It was gratifying to see how this Dream gave nourishment to so many of A.B.T.’s dancers. Oberon seems to me Stiefel’s finest role: It accords with his somewhat arrogant demeanor and gives him superb opportunities to show off his transparent classicism-those whip-clear turns and elegant jumps-without demanding the kind of realistic acting he can’t pull off. Belotserkovsky’s technique and strength weren’t up to the job-and why expose a non-turner to this role so dependent on fast turns? But the nature of Acosta’s technique matches the fierce demands on Oberon, and he helps Julie Kent, so bland usually, reveal a new sexiness and playfulness as Titania. She’s generally partnered by the slightly built Corella; Acosta’s massiveness brought out an appealing delicacy. Amanda McKerrow was underpowered as Titania (opposite Belotserkovsky), but Alessandra Ferri, also approaching the end of her career, has retained enough of her ballerina strengths to make a satisfying pairing with Stiefel.
As for the fiendishly demanding role of Puck-darting, crouching, leaping, spinning-it gave further opportunities to the company’s two brilliant little guys, De Luz and Cornejo.
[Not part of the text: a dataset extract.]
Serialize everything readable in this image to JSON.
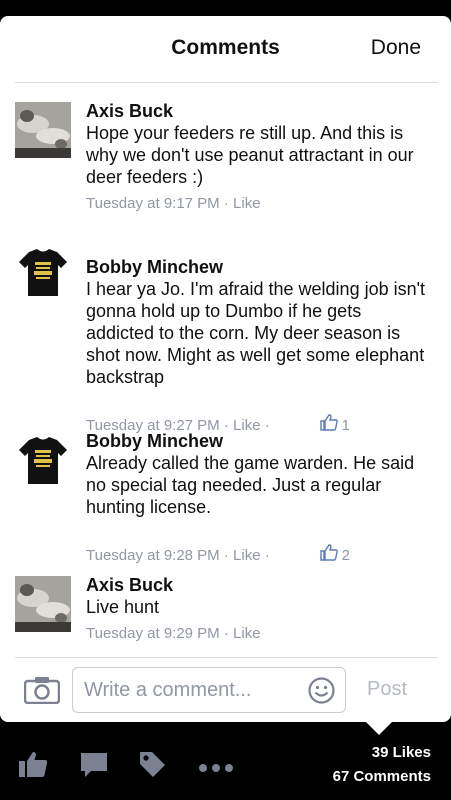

A.B.T. has now what practically amounts to a monopoly on first-rate male dancers-it’s almost unfair of them to add Acosta to the mix. But he’s of a different breed from a Stiefel or a Corella; like Jose Manuel Carreño, whom he’s presumably being groomed to spell, he’s a grown-up.
For these two weeks of Ashton we can forgive A.B.T. their dopey Tchaikovsky-snippets program and even the pernicious Onegin . I don’t know why they chose to invest this heavily in Ashton at this moment; I only know he’s made them a powerful contender.